San Diego, CA (PRWEB) April 02, 2014
Reverse mortgages can be a very good loan option for those who qualify for them. However, there is a lot of misunderstanding about how they work. A recently featured reverse mortgage guide from LoanLove.com provides some insight into this home loan option for seniors. The team at LoanLove.com is devoted to help empower both first time and experienced homeowners with valuable resources, first-class knowledge and connections to top-rated industry professionals and has the mission of helping consumers and borrowers to obtain the latest information on mortgage lending news, the real estate market and the U.S. financial landscape in order to help them obtain a home loan that they will love. The new article continues to keep home loan borrowers up to date so that they can best plan for their home loan goals this year.
The new guide says, “Reverse mortgages can be a real boon to seniors looking for a way to tap into their home’s existing equity, but they also typically come with high fees, high interest rates and other drawbacks that may make them less than ideal for some borrowers. The primary advantage of reverse mortgages – and it’s a big one – is that seniors who’ve spent years building up the equity they have in their homes can use the reverse mortgage to draw money from their equity value without having to sell their homes. That can be a huge help to many seniors on low, fixed incomes. In essence, your home will start paying YOU.”
Loan Love explains that reverse mortgages are some of the most regulated loan products around, and are also some of the most complicated. The Federal Trade Commission has a whole section of their website dedicated to helping people to understand reverse mortgages, and those who are considering availing of this type of mortgage should definitely check this out. The guide then goes on to list some of the most common advantages and disadvantages of reverse mortgages. It first lists the primary advantages as:
- “You can receive the money in the way that suits your needs: as a lump sum, a line of credit or as a fixed monthly amount, and sometimes, as a combination of these.
- Loan proceeds usually don’t affect Medicare or Social Security benefits.
- Usually there are no income requirements.
- You keep the title to your home.
- Repayment does not begin until the borrower dies, sells the home or no longer uses the home as a primary residence.
- Some programs allow the borrower to live in a nursing home for up to 12 months before the loan comes due.
- You’ll never owe more than your home is worth, even if the amount you receive in monthly payments exceeds the actual value of your home.”
The article then lists some of the disadvantages of reverse mortgages:
- Loan proceeds may affect eligibility for Medicaid
- Closing costs and loan origination fees may be high
- Participation in a financial counseling program is required (though this is offered for free)

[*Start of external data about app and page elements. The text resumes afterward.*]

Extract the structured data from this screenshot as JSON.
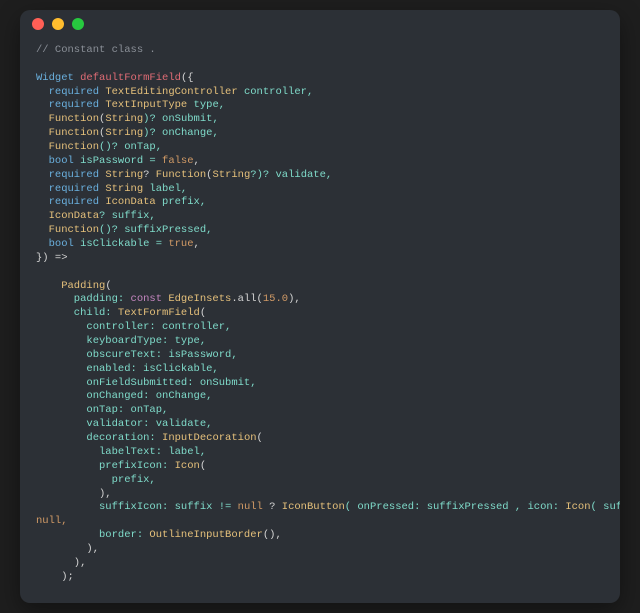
{
  "titlebar": {
    "close": "close",
    "minimize": "minimize",
    "zoom": "zoom"
  },
  "code": {
    "l1": "// Constant class .",
    "l3a": "Widget",
    "l3b": " defaultFormField",
    "l3c": "({",
    "l4a": "  required ",
    "l4b": "TextEditingController",
    "l4c": " controller,",
    "l5a": "  required ",
    "l5b": "TextInputType",
    "l5c": " type,",
    "l6a": "  Function",
    "l6b": "(",
    "l6c": "String",
    "l6d": ")? onSubmit,",
    "l7a": "  Function",
    "l7b": "(",
    "l7c": "String",
    "l7d": ")? onChange,",
    "l8a": "  Function",
    "l8b": "()? onTap,",
    "l9a": "  bool",
    "l9b": " isPassword = ",
    "l9c": "false",
    "l9d": ",",
    "l10a": "  required ",
    "l10b": "String",
    "l10c": "? ",
    "l10d": "Function",
    "l10e": "(",
    "l10f": "String",
    "l10g": "?)? validate,",
    "l11a": "  required ",
    "l11b": "String",
    "l11c": " label,",
    "l12a": "  required ",
    "l12b": "IconData",
    "l12c": " prefix,",
    "l13a": "  IconData",
    "l13b": "? suffix,",
    "l14a": "  Function",
    "l14b": "()? suffixPressed,",
    "l15a": "  bool",
    "l15b": " isClickable = ",
    "l15c": "true",
    "l15d": ",",
    "l16": "}) =>",
    "l18a": "    Padding",
    "l18b": "(",
    "l19a": "      padding: ",
    "l19b": "const ",
    "l19c": "EdgeInsets",
    "l19d": ".all(",
    "l19e": "15.0",
    "l19f": "),",
    "l20a": "      child: ",
    "l20b": "TextFormField",
    "l20c": "(",
    "l21": "        controller: controller,",
    "l22": "        keyboardType: type,",
    "l23": "        obscureText: isPassword,",
    "l24": "        enabled: isClickable,",
    "l25": "        onFieldSubmitted: onSubmit,",
    "l26": "        onChanged: onChange,",
    "l27": "        onTap: onTap,",
    "l28": "        validator: validate,",
    "l29a": "        decoration: ",
    "l29b": "InputDecoration",
    "l29c": "(",
    "l30": "          labelText: label,",
    "l31a": "          prefixIcon: ",
    "l31b": "Icon",
    "l31c": "(",
    "l32": "            prefix,",
    "l33": "          ),",
    "l34a": "          suffixIcon: suffix != ",
    "l34b": "null",
    "l34c": " ? ",
    "l34d": "IconButton",
    "l34e": "( onPressed: suffixPressed , icon: ",
    "l34f": "Icon",
    "l34g": "( suffix,),)  : ",
    "l35": "null,",
    "l36a": "          border: ",
    "l36b": "OutlineInputBorder",
    "l36c": "(),",
    "l37": "        ),",
    "l38": "      ),",
    "l39": "    );"
  }
}
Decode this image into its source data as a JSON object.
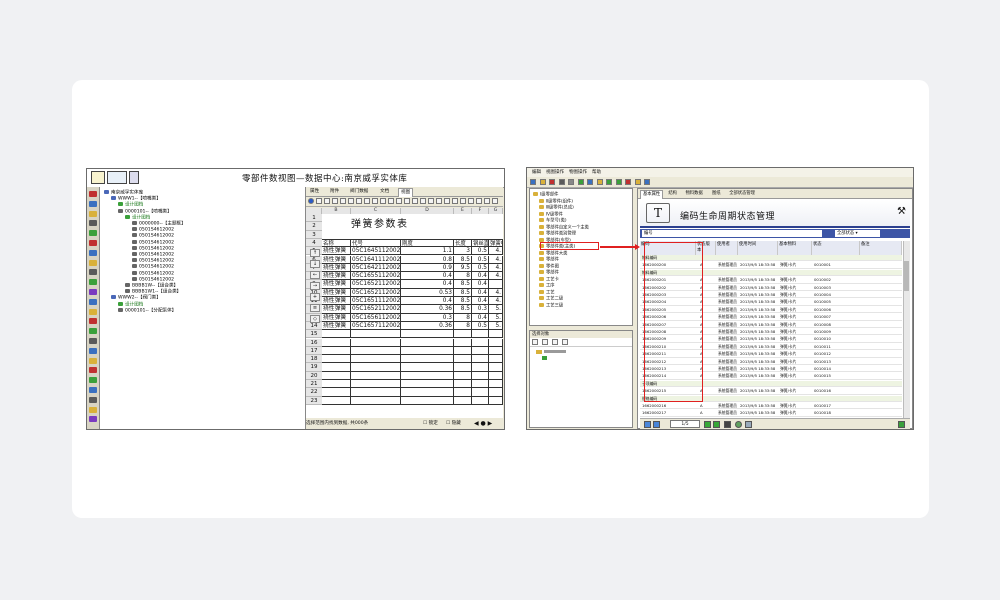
{
  "left_window": {
    "title": "零部件数视图—数据中心:南京威孚实体库",
    "tree": [
      {
        "label": "南京威孚实体库",
        "indent": 0,
        "color": "#000000"
      },
      {
        "label": "WWW1--【喷嘴类】",
        "indent": 1,
        "color": "#000000"
      },
      {
        "label": "设计图档",
        "indent": 2,
        "color": "#1c7a1c"
      },
      {
        "label": "0000101--【喷嘴类】",
        "indent": 2,
        "color": "#000000"
      },
      {
        "label": "设计图档",
        "indent": 3,
        "color": "#1c7a1c"
      },
      {
        "label": "0000000--【主题框】",
        "indent": 4,
        "color": "#000000"
      },
      {
        "label": "0501S4612002",
        "indent": 4,
        "color": "#000000"
      },
      {
        "label": "0501S4612002",
        "indent": 4,
        "color": "#000000"
      },
      {
        "label": "0501S4612002",
        "indent": 4,
        "color": "#000000"
      },
      {
        "label": "0501S4612002",
        "indent": 4,
        "color": "#000000"
      },
      {
        "label": "0501S4612002",
        "indent": 4,
        "color": "#000000"
      },
      {
        "label": "0501S4612002",
        "indent": 4,
        "color": "#000000"
      },
      {
        "label": "0501S4612002",
        "indent": 4,
        "color": "#000000"
      },
      {
        "label": "0501S4612002",
        "indent": 4,
        "color": "#000000"
      },
      {
        "label": "0501S4612002",
        "indent": 4,
        "color": "#000000"
      },
      {
        "label": "BBBB1W--【组合类】",
        "indent": 3,
        "color": "#000000"
      },
      {
        "label": "BBBB1W1--【组合类】",
        "indent": 3,
        "color": "#000000"
      },
      {
        "label": "WWW2--【阀门类】",
        "indent": 1,
        "color": "#000000"
      },
      {
        "label": "设计图档",
        "indent": 2,
        "color": "#1c7a1c"
      },
      {
        "label": "0000101--【分配泵体】",
        "indent": 2,
        "color": "#000000"
      }
    ],
    "tabs": [
      "属性",
      "附件",
      "阀门数据",
      "文档",
      "视图"
    ],
    "sheet": {
      "title": "弹簧参数表",
      "col_letters": [
        "",
        "B",
        "C",
        "D",
        "E",
        "F",
        "G"
      ],
      "headers": [
        "名称",
        "代号",
        "刚度",
        "长度",
        "钢丝直径",
        "弹簧中径"
      ],
      "rows": [
        [
          "挠性弹簧",
          "05C1645112002",
          "1.1",
          "3",
          "0.5",
          "4."
        ],
        [
          "挠性弹簧",
          "05C1641112002",
          "0.8",
          "8.5",
          "0.5",
          "4."
        ],
        [
          "挠性弹簧",
          "05C1642112002",
          "0.9",
          "9.5",
          "0.5",
          "4."
        ],
        [
          "挠性弹簧",
          "05C1655112002",
          "0.4",
          "8",
          "0.4",
          "4."
        ],
        [
          "挠性弹簧",
          "05C1652112002",
          "0.4",
          "8.5",
          "0.4",
          ""
        ],
        [
          "挠性弹簧",
          "05C1652112002",
          "0.53",
          "8.5",
          "0.4",
          "4."
        ],
        [
          "挠性弹簧",
          "05C1651112002",
          "0.4",
          "8.5",
          "0.4",
          "4."
        ],
        [
          "挠性弹簧",
          "05C1652112002",
          "0.36",
          "8.5",
          "0.3",
          "5."
        ],
        [
          "挠性弹簧",
          "05C1656112002",
          "0.3",
          "8",
          "0.4",
          "5."
        ],
        [
          "挠性弹簧",
          "05C1657112002",
          "0.36",
          "8",
          "0.5",
          "5."
        ]
      ],
      "row_count": 23
    },
    "status": "选择范围内找到数据, 共000条",
    "status_checks": [
      "锁定",
      "隐藏"
    ]
  },
  "right_window": {
    "menu": [
      "编辑",
      "视图操作",
      "物图操作",
      "帮助"
    ],
    "tree": [
      {
        "label": "Ⅰ级零部件",
        "indent": 0
      },
      {
        "label": "Ⅱ级零件(组件)",
        "indent": 1
      },
      {
        "label": "Ⅲ级零件(总成)",
        "indent": 1
      },
      {
        "label": "Ⅳ级零件",
        "indent": 1
      },
      {
        "label": "车型号(类)",
        "indent": 1
      },
      {
        "label": "零部件自定义一个主类",
        "indent": 1
      },
      {
        "label": "零部件类别管理",
        "indent": 1
      },
      {
        "label": "零部件(车型)",
        "indent": 1
      },
      {
        "label": "零部件类(主类)",
        "indent": 1
      },
      {
        "label": "零部件大类",
        "indent": 1
      },
      {
        "label": "零部件",
        "indent": 1
      },
      {
        "label": "零件图",
        "indent": 1
      },
      {
        "label": "零部件",
        "indent": 1
      },
      {
        "label": "工艺卡",
        "indent": 1
      },
      {
        "label": "工序",
        "indent": 1
      },
      {
        "label": "工艺",
        "indent": 1
      },
      {
        "label": "工艺二级",
        "indent": 1
      },
      {
        "label": "工艺三级",
        "indent": 1
      }
    ],
    "lower_panel_title": "选择对象",
    "tabs": [
      "基本属性",
      "结构",
      "物料数据",
      "图纸",
      "全部状态管理"
    ],
    "banner_title": "编码生命周期状态管理",
    "search_placeholder": "编号",
    "filter_value": "全部状态",
    "columns": [
      "编码",
      "状态版本",
      "使用者",
      "使用时间",
      "基本物料",
      "状态",
      "备注"
    ],
    "rows": [
      {
        "group": true,
        "code": "物料编码"
      },
      {
        "group": false,
        "code": "1662000200",
        "ver": "A",
        "user": "系统管理员",
        "time": "2013/9/5 18:33:58",
        "mat": "弹簧/卡片",
        "status": "0010001"
      },
      {
        "group": true,
        "code": "物料编码"
      },
      {
        "group": false,
        "code": "1662000201",
        "ver": "A",
        "user": "系统管理员",
        "time": "2013/9/5 18:33:58",
        "mat": "弹簧/卡片",
        "status": "0010002"
      },
      {
        "group": false,
        "code": "1662000202",
        "ver": "A",
        "user": "系统管理员",
        "time": "2013/9/5 18:33:58",
        "mat": "弹簧/卡片",
        "status": "0010003"
      },
      {
        "group": false,
        "code": "1662000203",
        "ver": "A",
        "user": "系统管理员",
        "time": "2013/9/5 18:33:58",
        "mat": "弹簧/卡片",
        "status": "0010004"
      },
      {
        "group": false,
        "code": "1662000204",
        "ver": "A",
        "user": "系统管理员",
        "time": "2013/9/5 18:33:58",
        "mat": "弹簧/卡片",
        "status": "0010005"
      },
      {
        "group": false,
        "code": "1662000205",
        "ver": "A",
        "user": "系统管理员",
        "time": "2013/9/5 18:33:58",
        "mat": "弹簧/卡片",
        "status": "0010006"
      },
      {
        "group": false,
        "code": "1662000206",
        "ver": "A",
        "user": "系统管理员",
        "time": "2013/9/5 18:33:58",
        "mat": "弹簧/卡片",
        "status": "0010007"
      },
      {
        "group": false,
        "code": "1662000207",
        "ver": "A",
        "user": "系统管理员",
        "time": "2013/9/5 18:33:58",
        "mat": "弹簧/卡片",
        "status": "0010008"
      },
      {
        "group": false,
        "code": "1662000208",
        "ver": "A",
        "user": "系统管理员",
        "time": "2013/9/5 18:33:58",
        "mat": "弹簧/卡片",
        "status": "0010009"
      },
      {
        "group": false,
        "code": "1662000209",
        "ver": "A",
        "user": "系统管理员",
        "time": "2013/9/5 18:33:58",
        "mat": "弹簧/卡片",
        "status": "0010010"
      },
      {
        "group": false,
        "code": "1662000210",
        "ver": "A",
        "user": "系统管理员",
        "time": "2013/9/5 18:33:58",
        "mat": "弹簧/卡片",
        "status": "0010011"
      },
      {
        "group": false,
        "code": "1662000211",
        "ver": "A",
        "user": "系统管理员",
        "time": "2013/9/5 18:33:58",
        "mat": "弹簧/卡片",
        "status": "0010012"
      },
      {
        "group": false,
        "code": "1662000212",
        "ver": "A",
        "user": "系统管理员",
        "time": "2013/9/5 18:33:58",
        "mat": "弹簧/卡片",
        "status": "0010013"
      },
      {
        "group": false,
        "code": "1662000213",
        "ver": "A",
        "user": "系统管理员",
        "time": "2013/9/5 18:33:58",
        "mat": "弹簧/卡片",
        "status": "0010014"
      },
      {
        "group": false,
        "code": "1662000214",
        "ver": "A",
        "user": "系统管理员",
        "time": "2013/9/5 18:33:58",
        "mat": "弹簧/卡片",
        "status": "0010015"
      },
      {
        "group": true,
        "code": "子项编码"
      },
      {
        "group": false,
        "code": "1662000215",
        "ver": "A",
        "user": "系统管理员",
        "time": "2013/9/5 18:33:58",
        "mat": "弹簧/卡片",
        "status": "0010016"
      },
      {
        "group": true,
        "code": "规格编码"
      },
      {
        "group": false,
        "code": "1662000216",
        "ver": "A",
        "user": "系统管理员",
        "time": "2013/9/5 18:33:58",
        "mat": "弹簧/卡片",
        "status": "0010017"
      },
      {
        "group": false,
        "code": "1662000217",
        "ver": "A",
        "user": "系统管理员",
        "time": "2013/9/5 18:33:58",
        "mat": "弹簧/卡片",
        "status": "0010018"
      }
    ],
    "pager": "1/5",
    "accent_color": "#3d55a6",
    "highlight_color": "#e02020"
  }
}
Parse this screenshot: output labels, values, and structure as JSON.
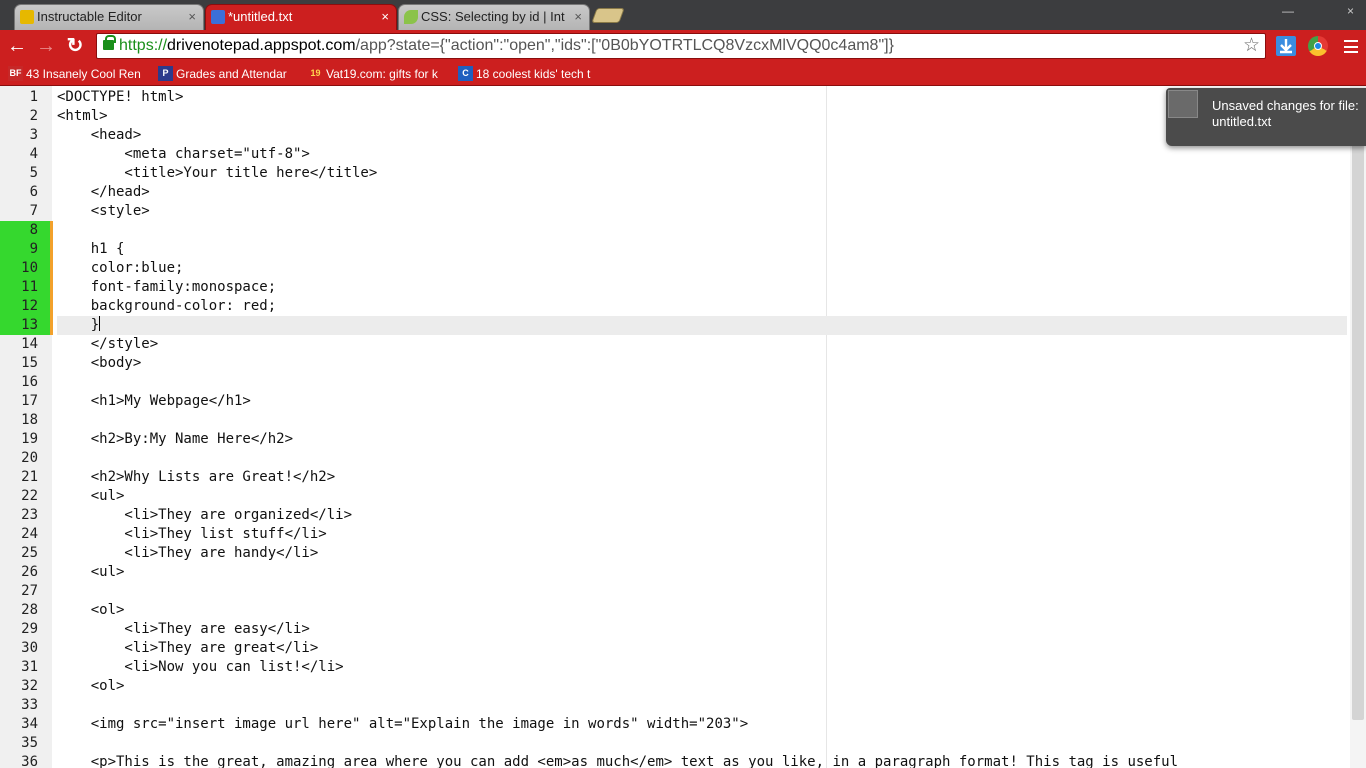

- Some loans have ongoing service fees throughout the life of the loan
- Most reverse mortgages have adjustable rates that are tied to short-term indexes
- Borrowers may end up having little to leave to their heirs
- The loan may come due if the borrower fails to pay taxes, maintenance costs, homeowners insurance or other expenses
Lastly the reverse mortgage guide says, “A reverse mortgage can be an attractive product for seniors who want to stay in their homes but need the equity to pay bills or increase their standard of living. But they are not without their risks and they can be difficult to understand. Take the time to learn about them and develop a list of questions you can discuss with the loan counselor. Only when you’re sure it’s a good fit for you should you sign on the dotted line.”
For more information about reverse mortgages, click here to view the full guide on LoanLove.com.